_Work instruction:_
Reply with the data below, repeated exactly in full.

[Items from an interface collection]
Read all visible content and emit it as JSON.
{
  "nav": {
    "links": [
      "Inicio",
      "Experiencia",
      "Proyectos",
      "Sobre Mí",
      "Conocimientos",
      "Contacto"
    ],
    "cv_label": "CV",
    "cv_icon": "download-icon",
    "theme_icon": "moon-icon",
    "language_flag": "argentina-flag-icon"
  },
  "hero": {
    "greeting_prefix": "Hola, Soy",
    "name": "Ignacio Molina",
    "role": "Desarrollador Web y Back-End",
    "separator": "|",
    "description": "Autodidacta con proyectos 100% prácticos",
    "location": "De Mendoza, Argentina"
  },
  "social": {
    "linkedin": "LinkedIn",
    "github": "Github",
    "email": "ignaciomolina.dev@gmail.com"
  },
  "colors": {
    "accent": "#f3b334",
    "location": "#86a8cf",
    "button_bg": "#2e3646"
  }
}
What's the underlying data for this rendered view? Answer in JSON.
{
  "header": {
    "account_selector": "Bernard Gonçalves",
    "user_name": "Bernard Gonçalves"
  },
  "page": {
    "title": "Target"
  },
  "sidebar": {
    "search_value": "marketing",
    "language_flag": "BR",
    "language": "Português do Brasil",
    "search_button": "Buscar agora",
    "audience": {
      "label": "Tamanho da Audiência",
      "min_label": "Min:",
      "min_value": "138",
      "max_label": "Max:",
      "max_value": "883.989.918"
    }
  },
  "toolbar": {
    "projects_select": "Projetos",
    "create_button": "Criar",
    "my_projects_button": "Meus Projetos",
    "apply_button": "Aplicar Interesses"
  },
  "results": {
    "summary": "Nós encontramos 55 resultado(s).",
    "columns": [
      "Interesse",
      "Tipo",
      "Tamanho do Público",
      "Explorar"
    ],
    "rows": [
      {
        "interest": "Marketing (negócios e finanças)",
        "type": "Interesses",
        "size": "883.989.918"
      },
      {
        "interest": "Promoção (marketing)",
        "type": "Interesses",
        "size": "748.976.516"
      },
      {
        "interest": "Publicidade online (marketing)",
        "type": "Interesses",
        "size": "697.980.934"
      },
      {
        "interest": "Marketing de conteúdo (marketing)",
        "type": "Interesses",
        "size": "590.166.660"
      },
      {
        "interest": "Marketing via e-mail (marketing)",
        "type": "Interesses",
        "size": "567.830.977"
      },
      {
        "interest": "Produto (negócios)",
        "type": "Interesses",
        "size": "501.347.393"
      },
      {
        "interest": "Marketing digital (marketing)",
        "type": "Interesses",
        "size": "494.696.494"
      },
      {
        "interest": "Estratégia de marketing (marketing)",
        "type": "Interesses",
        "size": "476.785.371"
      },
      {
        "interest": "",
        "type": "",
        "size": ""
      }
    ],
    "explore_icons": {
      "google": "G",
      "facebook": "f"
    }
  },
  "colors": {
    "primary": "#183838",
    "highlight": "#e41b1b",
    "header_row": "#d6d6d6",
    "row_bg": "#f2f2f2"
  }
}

_Response to the task:_
Read all visible content and emit it as JSON.
{
  "nav": {
    "links": [
      "Inicio",
      "Experiencia",
      "Proyectos",
      "Sobre Mí",
      "Conocimientos",
      "Contacto"
    ],
    "cv_label": "CV",
    "cv_icon": "download-icon",
    "theme_icon": "moon-icon",
    "language_flag": "argentina-flag-icon"
  },
  "hero": {
    "greeting_prefix": "Hola, Soy",
    "name": "Ignacio Molina",
    "role": "Desarrollador Web y Back-End",
    "separator": "|",
    "description": "Autodidacta con proyectos 100% prácticos",
    "location": "De Mendoza, Argentina"
  },
  "social": {
    "linkedin": "LinkedIn",
    "github": "Github",
    "email": "ignaciomolina.dev@gmail.com"
  },
  "colors": {
    "accent": "#f3b334",
    "location": "#86a8cf",
    "button_bg": "#2e3646"
  }
}
What's the underlying data for this rendered view? Answer in JSON.
{
  "header": {
    "account_selector": "Bernard Gonçalves",
    "user_name": "Bernard Gonçalves"
  },
  "page": {
    "title": "Target"
  },
  "sidebar": {
    "search_value": "marketing",
    "language_flag": "BR",
    "language": "Português do Brasil",
    "search_button": "Buscar agora",
    "audience": {
      "label": "Tamanho da Audiência",
      "min_label": "Min:",
      "min_value": "138",
      "max_label": "Max:",
      "max_value": "883.989.918"
    }
  },
  "toolbar": {
    "projects_select": "Projetos",
    "create_button": "Criar",
    "my_projects_button": "Meus Projetos",
    "apply_button": "Aplicar Interesses"
  },
  "results": {
    "summary": "Nós encontramos 55 resultado(s).",
    "columns": [
      "Interesse",
      "Tipo",
      "Tamanho do Público",
      "Explorar"
    ],
    "rows": [
      {
        "interest": "Marketing (negócios e finanças)",
        "type": "Interesses",
        "size": "883.989.918"
      },
      {
        "interest": "Promoção (marketing)",
        "type": "Interesses",
        "size": "748.976.516"
      },
      {
        "interest": "Publicidade online (marketing)",
        "type": "Interesses",
        "size": "697.980.934"
      },
      {
        "interest": "Marketing de conteúdo (marketing)",
        "type": "Interesses",
        "size": "590.166.660"
      },
      {
        "interest": "Marketing via e-mail (marketing)",
        "type": "Interesses",
        "size": "567.830.977"
      },
      {
        "interest": "Produto (negócios)",
        "type": "Interesses",
        "size": "501.347.393"
      },
      {
        "interest": "Marketing digital (marketing)",
        "type": "Interesses",
        "size": "494.696.494"
      },
      {
        "interest": "Estratégia de marketing (marketing)",
        "type": "Interesses",
        "size": "476.785.371"
      },
      {
        "interest": "",
        "type": "",
        "size": ""
      }
    ],
    "explore_icons": {
      "google": "G",
      "facebook": "f"
    }
  },
  "colors": {
    "primary": "#183838",
    "highlight": "#e41b1b",
    "header_row": "#d6d6d6",
    "row_bg": "#f2f2f2"
  }
}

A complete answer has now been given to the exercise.